They’re on the launch pad right now. See here.
So, what are the missions and objectives of these fine spacecraft, I hear you ask.
Well, from the Planck site:
Planck will help provide answers to one of the most important sets of questions asked in modern science – how did the Universe begin, how did it evolve to the state we observe today, and how will it continue to evolve in the future? Planck’s objective is to analyse, with the highest accuracy ever achieved, the remnants of the radiation that filled the Universe immediately after the Big Bang, which we observe today as the Cosmic Microwave Background.
* Mapping of Cosmic Microwave Background anisotropies with improved sensitivity and angular resolution
* Determination of Hubble constant
* Testing inflationary models of the early Universe
* Measuring amplitude of structures in Cosmic Microwave Background
From the Herschel site:
The European Space Agency’s Herschel Space Observatory (formerly called Far Infrared and Sub-millimetre Telescope or FIRST) has the largest single mirror ever built for a space telescope. At 3.5-metres in diameter the mirror will collect long-wavelength radiation from some of the coldest and most distant objects in the Universe. In addition, Herschel will be the only space observatory to cover a spectral range from the far infrared to sub-millimetre.
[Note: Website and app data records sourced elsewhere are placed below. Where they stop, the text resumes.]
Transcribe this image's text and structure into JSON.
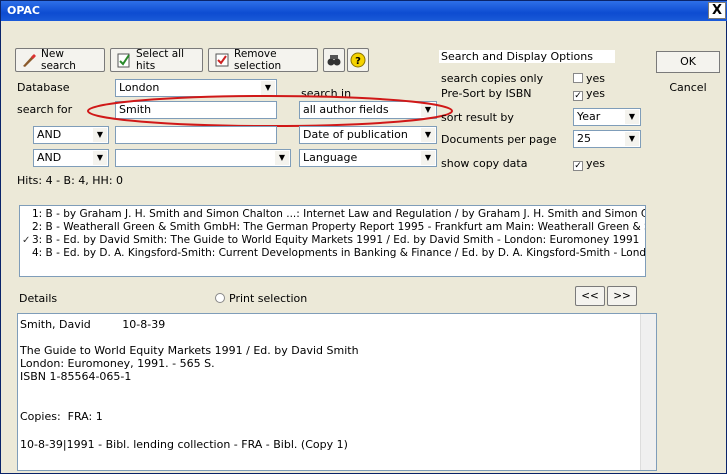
{
  "window": {
    "title": "OPAC",
    "close_glyph": "X"
  },
  "toolbar": {
    "new_search": "New search",
    "select_all": "Select all hits",
    "remove_selection": "Remove selection"
  },
  "form": {
    "database_label": "Database",
    "database_value": "London",
    "search_in_label": "search in",
    "search_for_label": "search for",
    "search_for_value": "Smith",
    "search_in_value": "all author fields",
    "row2_op": "AND",
    "row2_field": "Date of publication",
    "row3_op": "AND",
    "row3_field": "Language",
    "hits": "Hits: 4 - B: 4, HH: 0"
  },
  "options": {
    "title": "Search and Display Options",
    "copies_only_label": "search copies only",
    "copies_only_value": "yes",
    "presort_label": "Pre-Sort by ISBN",
    "presort_value": "yes",
    "sort_label": "sort result by",
    "sort_value": "Year",
    "docs_label": "Documents per page",
    "docs_value": "25",
    "copydata_label": "show copy data",
    "copydata_value": "yes"
  },
  "buttons": {
    "ok": "OK",
    "cancel": "Cancel",
    "prev": "<<",
    "next": ">>"
  },
  "results": [
    "1: B - by Graham J. H. Smith and Simon Chalton ...: Internet Law and Regulation / by Graham J. H. Smith and Simon Chalton",
    "2: B - Weatherall Green & Smith GmbH: The German Property Report 1995 - Frankfurt am Main: Weatherall Green & Smith GmbH",
    "3: B - Ed. by David Smith: The Guide to World Equity Markets 1991 / Ed. by David Smith - London: Euromoney 1991",
    "4: B - Ed. by D. A. Kingsford-Smith: Current Developments in Banking & Finance / Ed. by D. A. Kingsford-Smith - London: Stevens"
  ],
  "details": {
    "label": "Details",
    "print_label": "Print selection",
    "line1": "Smith, David         10-8-39",
    "line2": "The Guide to World Equity Markets 1991 / Ed. by David Smith",
    "line3": "London: Euromoney, 1991. - 565 S.",
    "line4": "ISBN 1-85564-065-1",
    "line5": "Copies:  FRA: 1",
    "line6": "10-8-39|1991 - Bibl. lending collection - FRA - Bibl. (Copy 1)"
  }
}
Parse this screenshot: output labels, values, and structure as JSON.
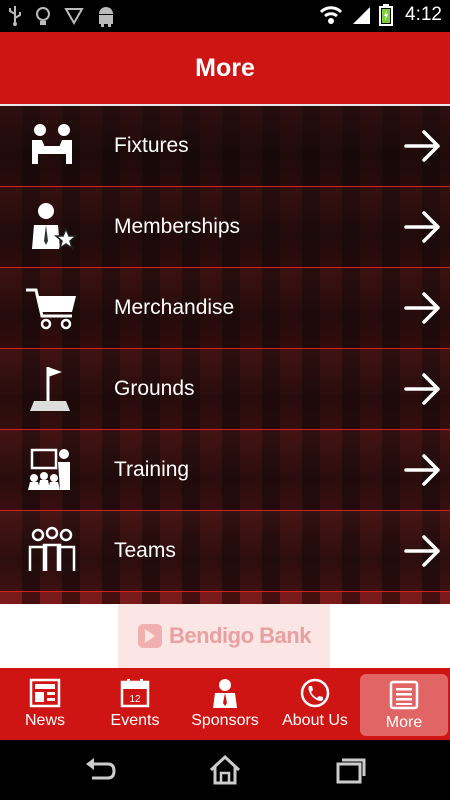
{
  "status_bar": {
    "time": "4:12",
    "left_icons": [
      "usb-icon",
      "lightbulb-icon",
      "download-icon",
      "android-icon"
    ],
    "right_icons": [
      "wifi-icon",
      "signal-icon",
      "battery-charging-icon"
    ]
  },
  "app_bar": {
    "title": "More"
  },
  "menu": {
    "items": [
      {
        "label": "Fixtures",
        "icon": "fixtures-icon"
      },
      {
        "label": "Memberships",
        "icon": "memberships-icon"
      },
      {
        "label": "Merchandise",
        "icon": "shopping-cart-icon"
      },
      {
        "label": "Grounds",
        "icon": "flag-icon"
      },
      {
        "label": "Training",
        "icon": "training-icon"
      },
      {
        "label": "Teams",
        "icon": "teams-icon"
      }
    ],
    "arrow_icon": "arrow-right-icon"
  },
  "ad": {
    "text": "Bendigo Bank",
    "icon": "bendigo-logo-icon"
  },
  "tabs": [
    {
      "label": "News",
      "icon": "news-icon"
    },
    {
      "label": "Events",
      "icon": "calendar-icon",
      "day": "12"
    },
    {
      "label": "Sponsors",
      "icon": "sponsor-icon"
    },
    {
      "label": "About Us",
      "icon": "phone-icon"
    },
    {
      "label": "More",
      "icon": "more-list-icon",
      "active": true
    }
  ],
  "nav_bar": {
    "icons": [
      "back-icon",
      "home-icon",
      "recent-apps-icon"
    ]
  },
  "colors": {
    "primary": "#cf1414",
    "active_tab": "#e26565",
    "divider": "#d42020"
  }
}
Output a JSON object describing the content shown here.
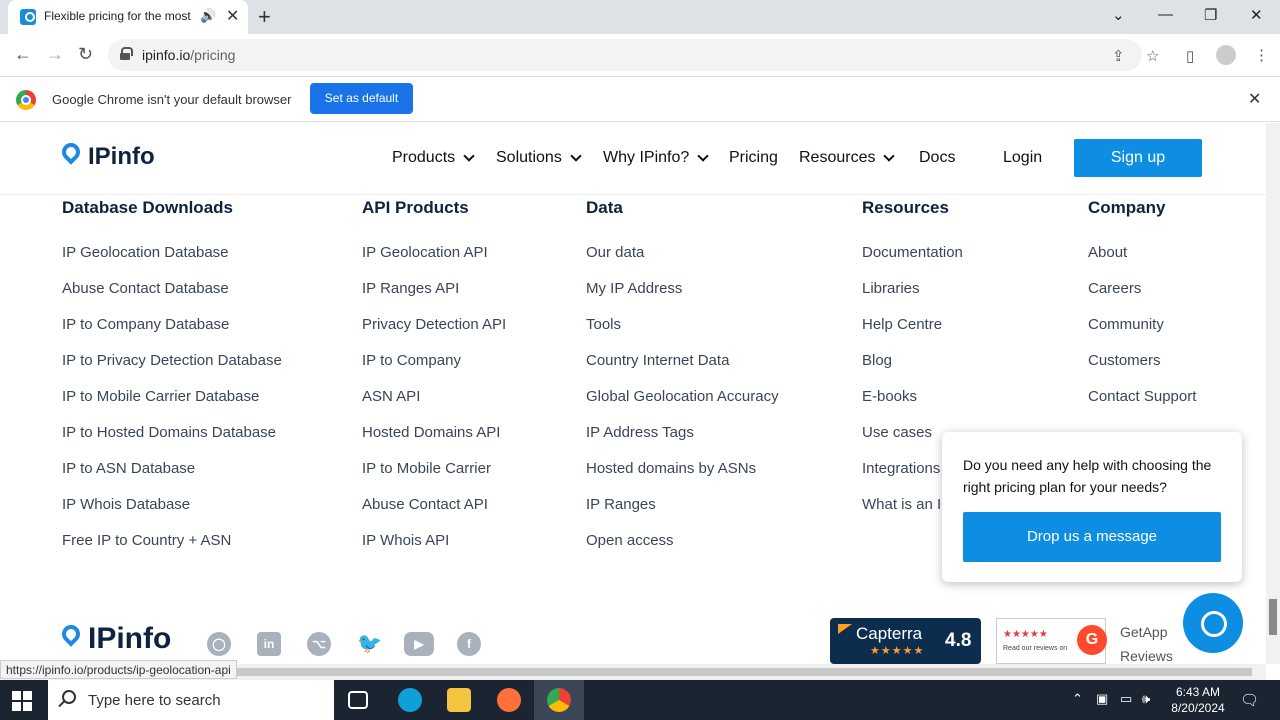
{
  "browser": {
    "tab_title": "Flexible pricing for the most",
    "url_host": "ipinfo.io",
    "url_path": "/pricing",
    "infobar_text": "Google Chrome isn't your default browser",
    "set_default_label": "Set as default"
  },
  "header": {
    "logo": "IPinfo",
    "nav": [
      {
        "label": "Products",
        "dropdown": true
      },
      {
        "label": "Solutions",
        "dropdown": true
      },
      {
        "label": "Why IPinfo?",
        "dropdown": true
      },
      {
        "label": "Pricing",
        "dropdown": false
      },
      {
        "label": "Resources",
        "dropdown": true
      },
      {
        "label": "Docs",
        "dropdown": false
      }
    ],
    "login": "Login",
    "signup": "Sign up"
  },
  "footer": {
    "columns": [
      {
        "title": "Database Downloads",
        "items": [
          "IP Geolocation Database",
          "Abuse Contact Database",
          "IP to Company Database",
          "IP to Privacy Detection Database",
          "IP to Mobile Carrier Database",
          "IP to Hosted Domains Database",
          "IP to ASN Database",
          "IP Whois Database",
          "Free IP to Country + ASN"
        ]
      },
      {
        "title": "API Products",
        "items": [
          "IP Geolocation API",
          "IP Ranges API",
          "Privacy Detection API",
          "IP to Company",
          "ASN API",
          "Hosted Domains API",
          "IP to Mobile Carrier",
          "Abuse Contact API",
          "IP Whois API"
        ]
      },
      {
        "title": "Data",
        "items": [
          "Our data",
          "My IP Address",
          "Tools",
          "Country Internet Data",
          "Global Geolocation Accuracy",
          "IP Address Tags",
          "Hosted domains by ASNs",
          "IP Ranges",
          "Open access"
        ]
      },
      {
        "title": "Resources",
        "items": [
          "Documentation",
          "Libraries",
          "Help Centre",
          "Blog",
          "E-books",
          "Use cases",
          "Integrations",
          "What is an I"
        ]
      },
      {
        "title": "Company",
        "items": [
          "About",
          "Careers",
          "Community",
          "Customers",
          "Contact Support"
        ]
      }
    ],
    "logo": "IPinfo",
    "capterra": {
      "name": "Capterra",
      "score": "4.8",
      "stars": "★★★★★"
    },
    "g2": {
      "stars": "★★★★★",
      "text": "Read our reviews on",
      "letter": "G"
    },
    "getapp": {
      "line1": "GetApp",
      "line2": "Reviews"
    }
  },
  "popup": {
    "text": "Do you need any help with choosing the right pricing plan for your needs?",
    "button": "Drop us a message"
  },
  "status_url": "https://ipinfo.io/products/ip-geolocation-api",
  "taskbar": {
    "search_placeholder": "Type here to search",
    "time": "6:43 AM",
    "date": "8/20/2024"
  },
  "colors": {
    "brand_blue": "#0d8ee3",
    "navy": "#0d2340",
    "taskbar": "#1b2431"
  }
}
* Study the formation of galaxies in the early universe and their subsequent evolution
* Investigate the creation of stars and their interaction with the interstellar medium
* Observe the chemical composition of the atmospheres and surfaces of comets, planets and satellites
* Examine the molecular chemistry of the universe